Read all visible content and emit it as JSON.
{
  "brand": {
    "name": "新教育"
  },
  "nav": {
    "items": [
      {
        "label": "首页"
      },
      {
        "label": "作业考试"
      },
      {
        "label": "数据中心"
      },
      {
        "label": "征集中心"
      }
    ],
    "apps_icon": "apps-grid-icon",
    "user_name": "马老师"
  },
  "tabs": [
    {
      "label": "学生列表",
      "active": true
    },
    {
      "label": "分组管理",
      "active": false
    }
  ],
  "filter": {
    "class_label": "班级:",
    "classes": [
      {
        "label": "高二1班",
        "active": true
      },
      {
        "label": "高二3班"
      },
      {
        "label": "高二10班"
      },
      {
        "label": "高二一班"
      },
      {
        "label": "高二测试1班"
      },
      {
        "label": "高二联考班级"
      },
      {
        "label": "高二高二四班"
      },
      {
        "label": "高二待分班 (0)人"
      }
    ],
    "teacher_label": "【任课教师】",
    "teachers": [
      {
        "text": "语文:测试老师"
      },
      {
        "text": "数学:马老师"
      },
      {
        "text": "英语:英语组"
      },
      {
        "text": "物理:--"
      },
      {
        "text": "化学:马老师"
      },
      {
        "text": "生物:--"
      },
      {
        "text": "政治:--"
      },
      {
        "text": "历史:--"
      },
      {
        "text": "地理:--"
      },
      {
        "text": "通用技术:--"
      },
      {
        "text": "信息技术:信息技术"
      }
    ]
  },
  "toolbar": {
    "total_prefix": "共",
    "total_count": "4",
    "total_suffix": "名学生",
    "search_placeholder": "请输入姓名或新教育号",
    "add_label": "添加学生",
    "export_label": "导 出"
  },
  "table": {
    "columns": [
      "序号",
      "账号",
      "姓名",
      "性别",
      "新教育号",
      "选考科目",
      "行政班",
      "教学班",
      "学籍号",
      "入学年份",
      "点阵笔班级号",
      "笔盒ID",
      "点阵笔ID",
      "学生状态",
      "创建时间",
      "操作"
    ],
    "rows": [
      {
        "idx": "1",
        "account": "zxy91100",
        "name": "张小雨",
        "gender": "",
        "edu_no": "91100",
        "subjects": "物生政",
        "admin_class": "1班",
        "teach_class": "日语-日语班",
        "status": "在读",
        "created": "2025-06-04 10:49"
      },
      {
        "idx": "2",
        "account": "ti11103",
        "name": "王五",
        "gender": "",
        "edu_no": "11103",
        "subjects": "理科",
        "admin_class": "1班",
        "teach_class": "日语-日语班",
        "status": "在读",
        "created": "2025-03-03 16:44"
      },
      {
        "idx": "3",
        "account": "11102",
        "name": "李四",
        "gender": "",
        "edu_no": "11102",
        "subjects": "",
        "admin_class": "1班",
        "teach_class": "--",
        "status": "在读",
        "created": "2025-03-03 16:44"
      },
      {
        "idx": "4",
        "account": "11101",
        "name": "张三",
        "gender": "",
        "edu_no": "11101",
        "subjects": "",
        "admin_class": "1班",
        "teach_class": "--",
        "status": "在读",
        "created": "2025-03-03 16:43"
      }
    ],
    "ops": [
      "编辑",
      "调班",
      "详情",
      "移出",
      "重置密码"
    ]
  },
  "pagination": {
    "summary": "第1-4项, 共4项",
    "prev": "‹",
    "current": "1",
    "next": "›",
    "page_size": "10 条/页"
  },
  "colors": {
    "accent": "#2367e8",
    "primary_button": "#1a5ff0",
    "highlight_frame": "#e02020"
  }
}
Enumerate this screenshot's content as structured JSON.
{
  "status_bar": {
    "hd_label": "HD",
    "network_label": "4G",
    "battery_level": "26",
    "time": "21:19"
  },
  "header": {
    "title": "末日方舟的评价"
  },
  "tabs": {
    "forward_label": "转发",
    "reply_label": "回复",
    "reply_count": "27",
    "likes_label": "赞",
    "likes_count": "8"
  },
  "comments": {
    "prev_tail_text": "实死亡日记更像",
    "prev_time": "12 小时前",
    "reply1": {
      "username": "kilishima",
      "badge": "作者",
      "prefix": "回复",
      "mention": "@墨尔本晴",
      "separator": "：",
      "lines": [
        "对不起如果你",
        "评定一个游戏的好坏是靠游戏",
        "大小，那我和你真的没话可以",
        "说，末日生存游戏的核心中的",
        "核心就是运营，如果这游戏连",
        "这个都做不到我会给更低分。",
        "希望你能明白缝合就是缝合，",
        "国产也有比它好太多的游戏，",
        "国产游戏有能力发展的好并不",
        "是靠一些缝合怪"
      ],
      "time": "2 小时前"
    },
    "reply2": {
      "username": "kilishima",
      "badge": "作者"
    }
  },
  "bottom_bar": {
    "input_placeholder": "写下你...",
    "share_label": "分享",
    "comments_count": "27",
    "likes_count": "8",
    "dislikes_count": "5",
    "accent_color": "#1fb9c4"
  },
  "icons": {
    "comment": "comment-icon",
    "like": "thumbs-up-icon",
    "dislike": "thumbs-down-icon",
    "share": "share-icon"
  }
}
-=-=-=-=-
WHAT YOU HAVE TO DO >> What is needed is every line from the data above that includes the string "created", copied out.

RESPONSE AREA >>
        "created": "2025-06-04 10:49"
        "created": "2025-03-03 16:44"
        "created": "2025-03-03 16:44"
        "created": "2025-03-03 16:43"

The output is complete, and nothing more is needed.